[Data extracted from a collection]

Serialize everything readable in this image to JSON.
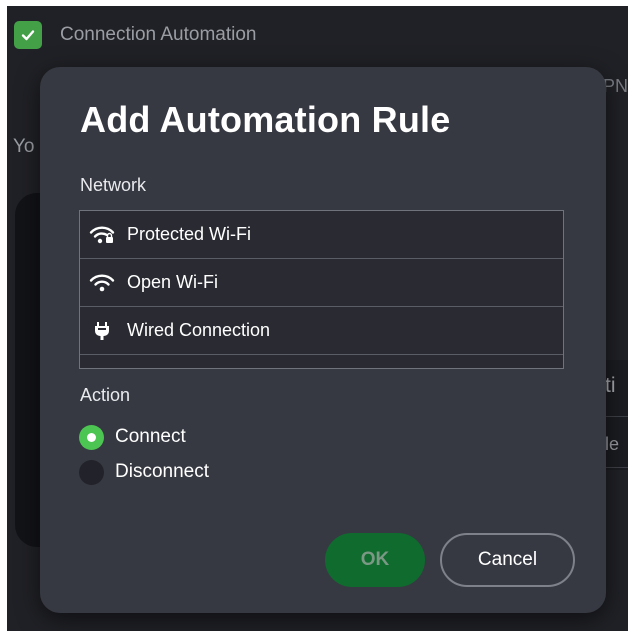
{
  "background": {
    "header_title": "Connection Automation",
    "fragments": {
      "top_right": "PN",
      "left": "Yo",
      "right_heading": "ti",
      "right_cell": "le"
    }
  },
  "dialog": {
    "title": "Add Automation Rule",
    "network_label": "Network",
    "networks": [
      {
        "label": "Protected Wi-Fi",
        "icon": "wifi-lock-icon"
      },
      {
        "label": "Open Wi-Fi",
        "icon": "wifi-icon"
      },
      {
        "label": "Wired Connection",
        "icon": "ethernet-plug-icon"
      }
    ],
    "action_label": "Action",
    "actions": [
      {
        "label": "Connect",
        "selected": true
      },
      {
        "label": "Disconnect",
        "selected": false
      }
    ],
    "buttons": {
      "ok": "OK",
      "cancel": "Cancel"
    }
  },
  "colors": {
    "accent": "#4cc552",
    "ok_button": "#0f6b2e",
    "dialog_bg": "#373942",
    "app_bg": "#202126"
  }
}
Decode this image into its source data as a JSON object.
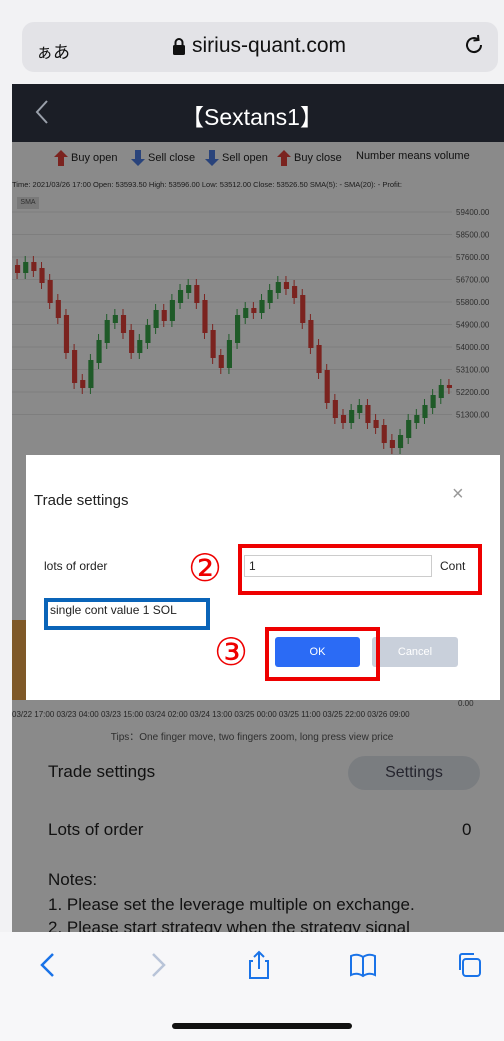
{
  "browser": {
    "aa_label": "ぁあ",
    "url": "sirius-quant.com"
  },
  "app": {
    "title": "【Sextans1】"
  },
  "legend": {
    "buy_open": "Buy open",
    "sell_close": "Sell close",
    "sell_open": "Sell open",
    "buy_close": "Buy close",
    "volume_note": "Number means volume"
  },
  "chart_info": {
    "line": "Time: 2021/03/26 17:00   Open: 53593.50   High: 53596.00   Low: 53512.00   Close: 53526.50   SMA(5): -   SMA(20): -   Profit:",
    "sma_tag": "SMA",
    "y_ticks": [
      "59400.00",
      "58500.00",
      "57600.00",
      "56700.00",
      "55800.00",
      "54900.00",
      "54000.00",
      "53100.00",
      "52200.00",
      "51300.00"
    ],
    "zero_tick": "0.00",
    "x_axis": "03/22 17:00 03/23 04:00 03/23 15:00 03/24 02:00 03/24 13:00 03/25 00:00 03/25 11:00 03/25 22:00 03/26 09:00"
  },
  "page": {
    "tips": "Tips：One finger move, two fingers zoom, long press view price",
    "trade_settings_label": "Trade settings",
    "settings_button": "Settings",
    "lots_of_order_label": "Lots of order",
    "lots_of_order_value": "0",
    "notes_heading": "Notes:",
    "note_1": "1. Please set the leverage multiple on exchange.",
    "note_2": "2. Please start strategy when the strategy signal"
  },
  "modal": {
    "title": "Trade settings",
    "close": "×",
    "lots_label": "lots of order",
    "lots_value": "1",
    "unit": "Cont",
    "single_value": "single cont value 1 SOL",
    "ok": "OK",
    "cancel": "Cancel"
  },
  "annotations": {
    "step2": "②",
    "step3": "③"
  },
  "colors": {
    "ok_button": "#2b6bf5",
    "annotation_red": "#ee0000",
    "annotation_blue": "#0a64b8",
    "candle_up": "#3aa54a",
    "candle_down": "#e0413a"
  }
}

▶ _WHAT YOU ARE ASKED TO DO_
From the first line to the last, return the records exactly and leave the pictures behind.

▶ _YOUR RESPONSE_
Serialize everything readable in this image to JSON.
{
  "background": {
    "header_title": "Connection Automation",
    "fragments": {
      "top_right": "PN",
      "left": "Yo",
      "right_heading": "ti",
      "right_cell": "le"
    }
  },
  "dialog": {
    "title": "Add Automation Rule",
    "network_label": "Network",
    "networks": [
      {
        "label": "Protected Wi-Fi",
        "icon": "wifi-lock-icon"
      },
      {
        "label": "Open Wi-Fi",
        "icon": "wifi-icon"
      },
      {
        "label": "Wired Connection",
        "icon": "ethernet-plug-icon"
      }
    ],
    "action_label": "Action",
    "actions": [
      {
        "label": "Connect",
        "selected": true
      },
      {
        "label": "Disconnect",
        "selected": false
      }
    ],
    "buttons": {
      "ok": "OK",
      "cancel": "Cancel"
    }
  },
  "colors": {
    "accent": "#4cc552",
    "ok_button": "#0f6b2e",
    "dialog_bg": "#373942",
    "app_bg": "#202126"
  }
}
Decode this image into its source data as a JSON object.
{
  "browser": {
    "aa_label": "ぁあ",
    "url": "sirius-quant.com"
  },
  "app": {
    "title": "【Sextans1】"
  },
  "legend": {
    "buy_open": "Buy open",
    "sell_close": "Sell close",
    "sell_open": "Sell open",
    "buy_close": "Buy close",
    "volume_note": "Number means volume"
  },
  "chart_info": {
    "line": "Time: 2021/03/26 17:00   Open: 53593.50   High: 53596.00   Low: 53512.00   Close: 53526.50   SMA(5): -   SMA(20): -   Profit:",
    "sma_tag": "SMA",
    "y_ticks": [
      "59400.00",
      "58500.00",
      "57600.00",
      "56700.00",
      "55800.00",
      "54900.00",
      "54000.00",
      "53100.00",
      "52200.00",
      "51300.00"
    ],
    "zero_tick": "0.00",
    "x_axis": "03/22 17:00 03/23 04:00 03/23 15:00 03/24 02:00 03/24 13:00 03/25 00:00 03/25 11:00 03/25 22:00 03/26 09:00"
  },
  "page": {
    "tips": "Tips：One finger move, two fingers zoom, long press view price",
    "trade_settings_label": "Trade settings",
    "settings_button": "Settings",
    "lots_of_order_label": "Lots of order",
    "lots_of_order_value": "0",
    "notes_heading": "Notes:",
    "note_1": "1. Please set the leverage multiple on exchange.",
    "note_2": "2. Please start strategy when the strategy signal"
  },
  "modal": {
    "title": "Trade settings",
    "close": "×",
    "lots_label": "lots of order",
    "lots_value": "1",
    "unit": "Cont",
    "single_value": "single cont value 1 SOL",
    "ok": "OK",
    "cancel": "Cancel"
  },
  "annotations": {
    "step2": "②",
    "step3": "③"
  },
  "colors": {
    "ok_button": "#2b6bf5",
    "annotation_red": "#ee0000",
    "annotation_blue": "#0a64b8",
    "candle_up": "#3aa54a",
    "candle_down": "#e0413a"
  }
}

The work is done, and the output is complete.